From his mountain of pillows, eyes half-lidded, he grinned at me. He looked straight at me as the girl licked his ear, as her impossibly long Hasidic tongue slithered around his weirdly straight earlobe, as if it was a private joke between he and I, a joke that I, by virtue of having lived in San Francisco, would immediately understand and appreciate. A look that, if it had been any more loaded, would have been an invitation to an orgy, as if he was asking: Are you down?

And I would have totally gotten down with it, too, back in the old days, between when I decided to be Orthodox and when I decided to take being Orthodox seriously. Now that I was following the rules, what did it mean if the people around me were ignoring them? Was I down? I didn’t know.
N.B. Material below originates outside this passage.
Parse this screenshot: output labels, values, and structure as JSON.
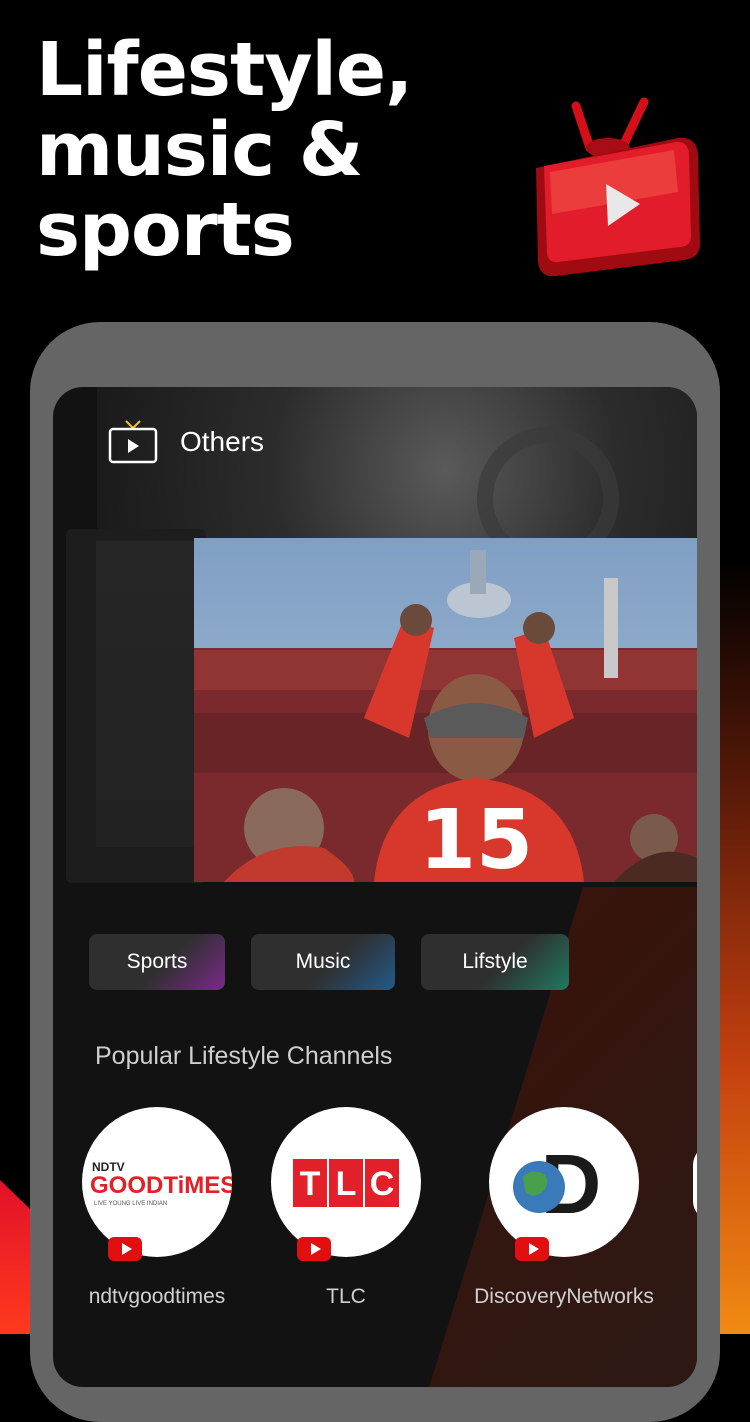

There was a paradox involved in being openly shomer negiah. If you were shomer, you could date everyone, whether they were shomer negiah or not (although, if one person was and one wasn’t, chances were, you were either going to get married or break up pretty fast.) But if you weren’t, and you did hook up with girls, then you were off-limits to anyone on the other side of the fence. Untouchable. Dirty. It was like you weren’t even Orthodox. Playing the odds, it was better to be shomer negiah. That way, you could date everyone.
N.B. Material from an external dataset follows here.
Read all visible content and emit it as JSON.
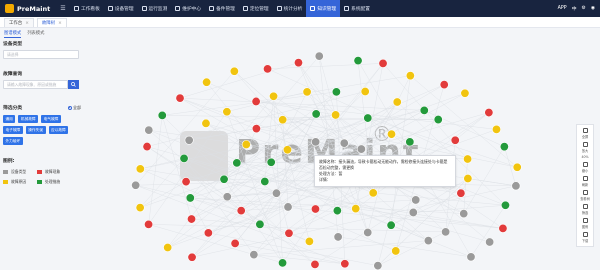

It wasn’t like I hadn’t tried to date when I was in New York. One night, I answered an Internet ad. My friend Jerrica was going over Craigslist, reading the girls-who-like-boys personal ads, which he felt totally giddy and guilt-free about reading, since he was gay. There was one that reminded him of me—Did You Say Modeh Ani Every Morning, And Do You Miss It?—and he double-dared me to answer it.

So I did. And we made plans. We met up at a subway station, jumped on at Times Square, rode to the last stop before Brooklyn. We walked over the bridge, looked down over the water like we were walking directly on it, and followed its spidery descent until we were on a narrow path in the middle of cross-town traffic. She told me her story: she’d grown up Orthodox, the daughter of a rabbi. She’d learned everything forwards and backwards, could speak Yiddish fluently and read a Gemara better than I ever wished I could; but she could never believe any of it. She majored in science, because she said the Torah couldn’t agree with science. She moved to this city to get away from her family.

“New York?” I said. “You moved to New York to get away from Jews?”

She laughed. She liked the idea that I replied to her ad, an ad that she was originally afraid would sound too much like a fetish-hunter. I asked her, “What makes you think this isn’t a fetish?” She smiled at me like I’d just given her permission for something.

We kept walking. It got late, and we’d managed to walk halfway down the side of Brooklyn, to the front door of her apartment. She hesitated there, and so did I, watching her fidget with the bottom hem of her skirt, which was a few dangerous inches above her knee.

And then her mouth opened, and the question that—like Can I hold that for you? or Want some pizza?—was so rhetorical as to not need an answer, to not even need to be asked, she said to me: “Do you want to come upstairs?”

And, before I knew what the words lined up in my head were, before I could even sort the words in order or realize what they meant, my reply came tumbling out:

“No.”

And that was it. We deflated, both of us, into little shriveled-up shards of balloons. We wisped, now no more than stretched-out rubber, having fulfilled our purpose, our usefulness in each other’s lives having been outlived, and felt the wind picking up, felt ourselves being blown in opposite directions down the street.